*** Available records ***

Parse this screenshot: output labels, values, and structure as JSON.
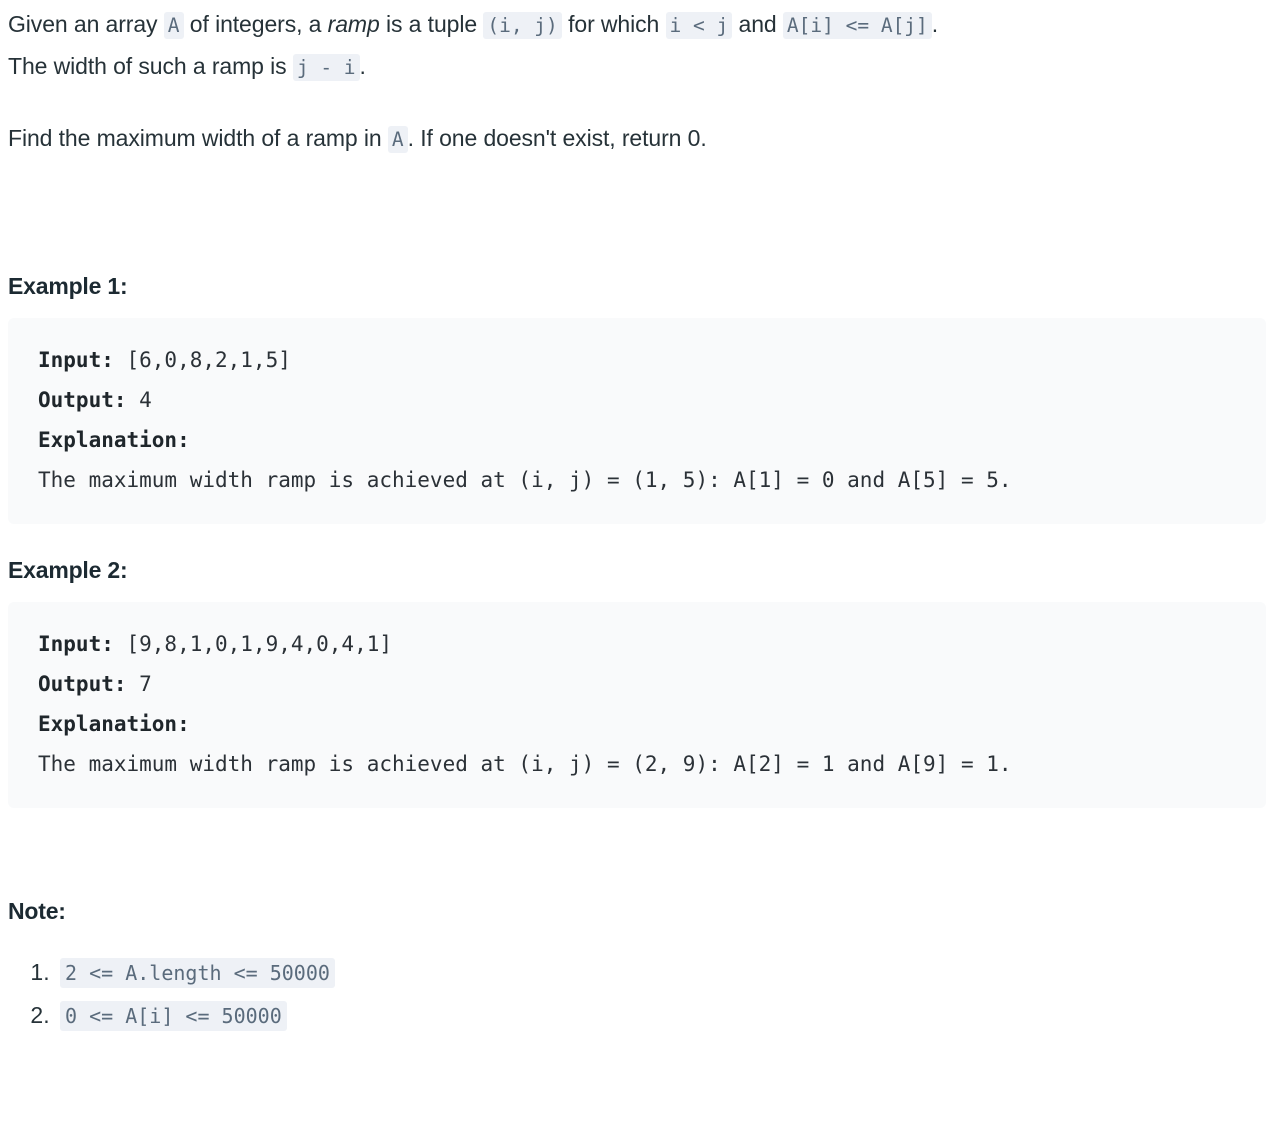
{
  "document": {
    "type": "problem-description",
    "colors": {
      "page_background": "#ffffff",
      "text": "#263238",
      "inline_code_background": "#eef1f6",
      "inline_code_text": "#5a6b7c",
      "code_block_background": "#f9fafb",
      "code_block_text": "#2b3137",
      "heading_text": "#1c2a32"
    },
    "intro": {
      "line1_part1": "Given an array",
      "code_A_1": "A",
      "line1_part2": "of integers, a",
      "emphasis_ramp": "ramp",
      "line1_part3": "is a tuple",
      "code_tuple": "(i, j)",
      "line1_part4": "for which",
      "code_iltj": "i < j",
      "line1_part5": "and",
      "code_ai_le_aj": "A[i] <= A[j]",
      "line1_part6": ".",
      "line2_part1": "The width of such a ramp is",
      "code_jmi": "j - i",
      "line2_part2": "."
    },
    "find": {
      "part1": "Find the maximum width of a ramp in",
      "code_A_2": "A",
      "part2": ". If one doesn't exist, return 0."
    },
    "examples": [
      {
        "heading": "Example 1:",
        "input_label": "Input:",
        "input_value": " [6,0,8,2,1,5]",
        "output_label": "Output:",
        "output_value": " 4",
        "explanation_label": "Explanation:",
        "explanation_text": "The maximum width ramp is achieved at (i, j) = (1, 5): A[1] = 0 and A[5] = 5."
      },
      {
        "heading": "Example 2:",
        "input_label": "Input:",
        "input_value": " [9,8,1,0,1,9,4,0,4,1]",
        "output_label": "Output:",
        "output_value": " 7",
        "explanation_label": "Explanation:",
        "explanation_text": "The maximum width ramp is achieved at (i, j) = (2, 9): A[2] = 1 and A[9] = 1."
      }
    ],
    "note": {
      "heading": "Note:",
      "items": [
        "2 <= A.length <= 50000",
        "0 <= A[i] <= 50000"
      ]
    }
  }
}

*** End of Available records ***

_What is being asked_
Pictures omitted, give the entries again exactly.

_Response to the task_
Parse this screenshot: output labels, values, and structure as JSON.
{
  "document": {
    "type": "problem-description",
    "colors": {
      "page_background": "#ffffff",
      "text": "#263238",
      "inline_code_background": "#eef1f6",
      "inline_code_text": "#5a6b7c",
      "code_block_background": "#f9fafb",
      "code_block_text": "#2b3137",
      "heading_text": "#1c2a32"
    },
    "intro": {
      "line1_part1": "Given an array",
      "code_A_1": "A",
      "line1_part2": "of integers, a",
      "emphasis_ramp": "ramp",
      "line1_part3": "is a tuple",
      "code_tuple": "(i, j)",
      "line1_part4": "for which",
      "code_iltj": "i < j",
      "line1_part5": "and",
      "code_ai_le_aj": "A[i] <= A[j]",
      "line1_part6": ".",
      "line2_part1": "The width of such a ramp is",
      "code_jmi": "j - i",
      "line2_part2": "."
    },
    "find": {
      "part1": "Find the maximum width of a ramp in",
      "code_A_2": "A",
      "part2": ". If one doesn't exist, return 0."
    },
    "examples": [
      {
        "heading": "Example 1:",
        "input_label": "Input:",
        "input_value": " [6,0,8,2,1,5]",
        "output_label": "Output:",
        "output_value": " 4",
        "explanation_label": "Explanation:",
        "explanation_text": "The maximum width ramp is achieved at (i, j) = (1, 5): A[1] = 0 and A[5] = 5."
      },
      {
        "heading": "Example 2:",
        "input_label": "Input:",
        "input_value": " [9,8,1,0,1,9,4,0,4,1]",
        "output_label": "Output:",
        "output_value": " 7",
        "explanation_label": "Explanation:",
        "explanation_text": "The maximum width ramp is achieved at (i, j) = (2, 9): A[2] = 1 and A[9] = 1."
      }
    ],
    "note": {
      "heading": "Note:",
      "items": [
        "2 <= A.length <= 50000",
        "0 <= A[i] <= 50000"
      ]
    }
  }
}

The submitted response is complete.